───── RAW DATA ─────

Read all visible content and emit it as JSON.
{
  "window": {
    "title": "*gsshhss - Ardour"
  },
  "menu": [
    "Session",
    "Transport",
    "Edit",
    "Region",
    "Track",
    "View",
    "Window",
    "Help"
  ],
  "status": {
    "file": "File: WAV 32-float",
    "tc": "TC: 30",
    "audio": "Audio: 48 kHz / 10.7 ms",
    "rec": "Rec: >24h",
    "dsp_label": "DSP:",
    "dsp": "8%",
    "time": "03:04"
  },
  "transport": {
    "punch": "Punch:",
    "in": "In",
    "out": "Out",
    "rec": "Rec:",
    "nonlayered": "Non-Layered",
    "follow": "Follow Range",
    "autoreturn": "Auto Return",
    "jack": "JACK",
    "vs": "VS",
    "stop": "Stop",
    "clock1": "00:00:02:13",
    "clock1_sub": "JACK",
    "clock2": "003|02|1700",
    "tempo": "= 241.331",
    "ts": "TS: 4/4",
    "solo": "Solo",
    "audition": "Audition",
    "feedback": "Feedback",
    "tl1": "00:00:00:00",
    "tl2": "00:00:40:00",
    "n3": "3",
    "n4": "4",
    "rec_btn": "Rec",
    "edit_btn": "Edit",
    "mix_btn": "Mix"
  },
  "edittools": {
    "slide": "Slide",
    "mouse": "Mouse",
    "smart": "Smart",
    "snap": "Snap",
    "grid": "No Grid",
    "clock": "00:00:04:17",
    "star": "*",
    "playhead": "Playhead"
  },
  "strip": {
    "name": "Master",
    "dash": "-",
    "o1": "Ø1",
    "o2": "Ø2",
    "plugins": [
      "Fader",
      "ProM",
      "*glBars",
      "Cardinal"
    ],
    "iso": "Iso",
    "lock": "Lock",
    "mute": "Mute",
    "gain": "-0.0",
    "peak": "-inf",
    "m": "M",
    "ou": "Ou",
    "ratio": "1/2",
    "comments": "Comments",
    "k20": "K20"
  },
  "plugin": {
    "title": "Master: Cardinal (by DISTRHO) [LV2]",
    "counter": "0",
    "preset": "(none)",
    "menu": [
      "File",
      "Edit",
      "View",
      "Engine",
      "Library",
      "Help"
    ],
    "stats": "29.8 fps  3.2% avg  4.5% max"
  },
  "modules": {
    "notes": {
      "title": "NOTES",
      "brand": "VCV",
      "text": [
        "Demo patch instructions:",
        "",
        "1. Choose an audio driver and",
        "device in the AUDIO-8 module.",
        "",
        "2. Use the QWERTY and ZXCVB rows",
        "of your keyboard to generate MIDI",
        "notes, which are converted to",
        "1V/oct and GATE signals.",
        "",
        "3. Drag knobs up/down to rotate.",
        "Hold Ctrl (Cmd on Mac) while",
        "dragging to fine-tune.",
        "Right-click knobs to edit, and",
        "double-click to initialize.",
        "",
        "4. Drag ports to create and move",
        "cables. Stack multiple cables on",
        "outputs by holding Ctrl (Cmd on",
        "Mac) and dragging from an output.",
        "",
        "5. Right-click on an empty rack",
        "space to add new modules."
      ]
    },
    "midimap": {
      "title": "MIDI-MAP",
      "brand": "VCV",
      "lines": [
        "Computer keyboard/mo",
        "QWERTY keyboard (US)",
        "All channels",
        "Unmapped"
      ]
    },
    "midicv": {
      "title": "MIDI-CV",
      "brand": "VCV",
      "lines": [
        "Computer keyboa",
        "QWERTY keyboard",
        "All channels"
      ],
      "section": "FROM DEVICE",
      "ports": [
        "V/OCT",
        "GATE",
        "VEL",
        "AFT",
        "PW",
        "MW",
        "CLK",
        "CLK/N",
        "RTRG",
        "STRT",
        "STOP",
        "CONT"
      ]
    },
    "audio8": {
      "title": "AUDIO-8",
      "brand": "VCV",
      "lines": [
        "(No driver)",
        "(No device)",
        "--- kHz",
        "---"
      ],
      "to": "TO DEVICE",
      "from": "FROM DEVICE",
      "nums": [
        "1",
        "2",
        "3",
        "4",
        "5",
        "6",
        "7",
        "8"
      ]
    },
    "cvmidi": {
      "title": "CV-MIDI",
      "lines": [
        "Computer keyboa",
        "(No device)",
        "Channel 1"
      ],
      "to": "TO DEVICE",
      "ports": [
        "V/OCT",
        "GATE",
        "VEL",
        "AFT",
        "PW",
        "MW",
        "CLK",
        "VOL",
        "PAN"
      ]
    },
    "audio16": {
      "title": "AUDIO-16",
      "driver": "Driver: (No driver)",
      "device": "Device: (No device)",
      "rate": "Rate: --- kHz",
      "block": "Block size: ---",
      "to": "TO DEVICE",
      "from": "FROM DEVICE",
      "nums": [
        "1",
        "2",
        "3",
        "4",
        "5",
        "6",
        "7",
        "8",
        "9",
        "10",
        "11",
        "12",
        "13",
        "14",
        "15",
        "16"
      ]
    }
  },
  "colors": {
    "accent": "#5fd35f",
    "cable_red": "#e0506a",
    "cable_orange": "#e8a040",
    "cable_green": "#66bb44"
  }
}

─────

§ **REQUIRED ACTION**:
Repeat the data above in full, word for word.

§ **OUTPUT OF THE EXERCISE**:
Read all visible content and emit it as JSON.
{
  "window": {
    "title": "*gsshhss - Ardour"
  },
  "menu": [
    "Session",
    "Transport",
    "Edit",
    "Region",
    "Track",
    "View",
    "Window",
    "Help"
  ],
  "status": {
    "file": "File: WAV 32-float",
    "tc": "TC: 30",
    "audio": "Audio: 48 kHz / 10.7 ms",
    "rec": "Rec: >24h",
    "dsp_label": "DSP:",
    "dsp": "8%",
    "time": "03:04"
  },
  "transport": {
    "punch": "Punch:",
    "in": "In",
    "out": "Out",
    "rec": "Rec:",
    "nonlayered": "Non-Layered",
    "follow": "Follow Range",
    "autoreturn": "Auto Return",
    "jack": "JACK",
    "vs": "VS",
    "stop": "Stop",
    "clock1": "00:00:02:13",
    "clock1_sub": "JACK",
    "clock2": "003|02|1700",
    "tempo": "= 241.331",
    "ts": "TS: 4/4",
    "solo": "Solo",
    "audition": "Audition",
    "feedback": "Feedback",
    "tl1": "00:00:00:00",
    "tl2": "00:00:40:00",
    "n3": "3",
    "n4": "4",
    "rec_btn": "Rec",
    "edit_btn": "Edit",
    "mix_btn": "Mix"
  },
  "edittools": {
    "slide": "Slide",
    "mouse": "Mouse",
    "smart": "Smart",
    "snap": "Snap",
    "grid": "No Grid",
    "clock": "00:00:04:17",
    "star": "*",
    "playhead": "Playhead"
  },
  "strip": {
    "name": "Master",
    "dash": "-",
    "o1": "Ø1",
    "o2": "Ø2",
    "plugins": [
      "Fader",
      "ProM",
      "*glBars",
      "Cardinal"
    ],
    "iso": "Iso",
    "lock": "Lock",
    "mute": "Mute",
    "gain": "-0.0",
    "peak": "-inf",
    "m": "M",
    "ou": "Ou",
    "ratio": "1/2",
    "comments": "Comments",
    "k20": "K20"
  },
  "plugin": {
    "title": "Master: Cardinal (by DISTRHO) [LV2]",
    "counter": "0",
    "preset": "(none)",
    "menu": [
      "File",
      "Edit",
      "View",
      "Engine",
      "Library",
      "Help"
    ],
    "stats": "29.8 fps  3.2% avg  4.5% max"
  },
  "modules": {
    "notes": {
      "title": "NOTES",
      "brand": "VCV",
      "text": [
        "Demo patch instructions:",
        "",
        "1. Choose an audio driver and",
        "device in the AUDIO-8 module.",
        "",
        "2. Use the QWERTY and ZXCVB rows",
        "of your keyboard to generate MIDI",
        "notes, which are converted to",
        "1V/oct and GATE signals.",
        "",
        "3. Drag knobs up/down to rotate.",
        "Hold Ctrl (Cmd on Mac) while",
        "dragging to fine-tune.",
        "Right-click knobs to edit, and",
        "double-click to initialize.",
        "",
        "4. Drag ports to create and move",
        "cables. Stack multiple cables on",
        "outputs by holding Ctrl (Cmd on",
        "Mac) and dragging from an output.",
        "",
        "5. Right-click on an empty rack",
        "space to add new modules."
      ]
    },
    "midimap": {
      "title": "MIDI-MAP",
      "brand": "VCV",
      "lines": [
        "Computer keyboard/mo",
        "QWERTY keyboard (US)",
        "All channels",
        "Unmapped"
      ]
    },
    "midicv": {
      "title": "MIDI-CV",
      "brand": "VCV",
      "lines": [
        "Computer keyboa",
        "QWERTY keyboard",
        "All channels"
      ],
      "section": "FROM DEVICE",
      "ports": [
        "V/OCT",
        "GATE",
        "VEL",
        "AFT",
        "PW",
        "MW",
        "CLK",
        "CLK/N",
        "RTRG",
        "STRT",
        "STOP",
        "CONT"
      ]
    },
    "audio8": {
      "title": "AUDIO-8",
      "brand": "VCV",
      "lines": [
        "(No driver)",
        "(No device)",
        "--- kHz",
        "---"
      ],
      "to": "TO DEVICE",
      "from": "FROM DEVICE",
      "nums": [
        "1",
        "2",
        "3",
        "4",
        "5",
        "6",
        "7",
        "8"
      ]
    },
    "cvmidi": {
      "title": "CV-MIDI",
      "lines": [
        "Computer keyboa",
        "(No device)",
        "Channel 1"
      ],
      "to": "TO DEVICE",
      "ports": [
        "V/OCT",
        "GATE",
        "VEL",
        "AFT",
        "PW",
        "MW",
        "CLK",
        "VOL",
        "PAN"
      ]
    },
    "audio16": {
      "title": "AUDIO-16",
      "driver": "Driver: (No driver)",
      "device": "Device: (No device)",
      "rate": "Rate: --- kHz",
      "block": "Block size: ---",
      "to": "TO DEVICE",
      "from": "FROM DEVICE",
      "nums": [
        "1",
        "2",
        "3",
        "4",
        "5",
        "6",
        "7",
        "8",
        "9",
        "10",
        "11",
        "12",
        "13",
        "14",
        "15",
        "16"
      ]
    }
  },
  "colors": {
    "accent": "#5fd35f",
    "cable_red": "#e0506a",
    "cable_orange": "#e8a040",
    "cable_green": "#66bb44"
  }
}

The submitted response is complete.